Stephen Hawking is smarter than you.  He could probably kick your ass, too.
Math, science, logic, & computer programming education.
George W. Bush wants you to know what he thinks of you.
No Child Left behind.
Shop class.  Well, carpenters and plumbers do make more than most physicists.  And more than most games journalists.
Schools should prepare kids for vocations; let the smart ones get scholarships.
Rock me, Amadeus.  Amadeus Amadeus.
Arts, music and history education.
Piss Christ.  If you don't know, look it up.
No funding; censorship of art, music, history texts.
The animatronic Lincoln at Disneyland.  He never mentions that he opposed freeing the slaves for most of his career.
Why am I going to need to know this? And teaching real history is unpatriotic.
Timothy Leary.
Pharmacology.
Winners don't do drugs!  And FBI Director William S. Sessions is a winner!
Banning development of mind-enhancing drugs.
I took my Paxil today.  That's why I'm not in the EG chat, flaming n00bs.
It’s okay to use drugs to treat mental illnesses and neuroses; but enhancing the healthy is unethical.
It's a very, very small digital camera.  Very sneaky.
Photography, sound recording.
How dare you take a photo?  In a public place?  Whaddya think, there's a First Amendment or something?
Banning photography and recording in public places, businesses.
The Rodney King video.
Intellectual property protection, privacy.
You'd think discovering the Secret of Life would cheer you up a bit.
Evolution.
Yes, that's Jesus.  Riding a dinosaur.  Seriously.
Creationism.
Ted Haggard isn't gay. It's all a big misunderstanding.
The only way to be moral is to believe the Bible is inerrant.
One small step for a man, one giant leap for Mankind.
Science.
Yep. Distilled water can cure anything.
Pseudo-science.
Ben Stein
If a scientific discovery doesn’t not fit with my political (global warming) or religious (cloning, physicalism, evolution) proclivities, it must be wrong.
Richard Dawkins.
Atheism, religious criticism, religious pluralism.
One of the Danish cartoons that can get you killed.
Political correctness, censorship, threats against authors and cartoonists.
Burning The Satanic Verses.
Criticizing religion is the same as oppressing the religious.

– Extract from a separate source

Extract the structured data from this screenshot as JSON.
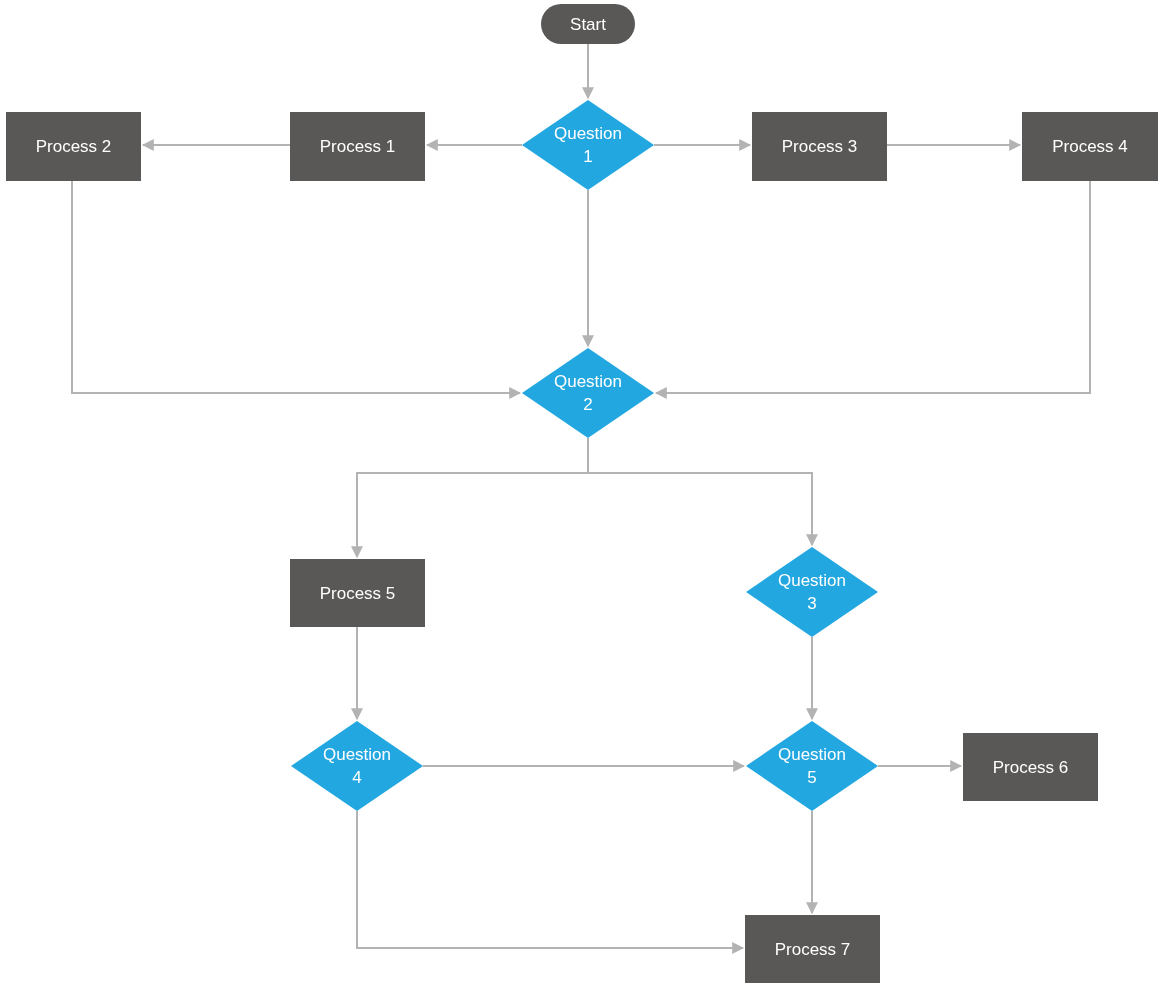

It’s one thing to have intellectual inequity forced upon you. It’s quite another to chose to hobble your own ability to think and reason, especially in a democracy. If your political, religious or ethical philosophy is rigorous enough, you should not need protection from competing ideas. If your lifestyle is successful, it should not require protection from new technologies.

If videogames were actually harmful, I would be the first to quit my job and come out against them. But I know from my own personal experience they are not; and as a writer I have carefully examined the arguments and studies for and against. The only way to believe videogaming itself hurts children is to be intentionally ignorant.

I call people who choose anti-intellectualism the “Stupid-American Community.” It’s a community that’s growing. And that’s the “two-tiered society” that worries me.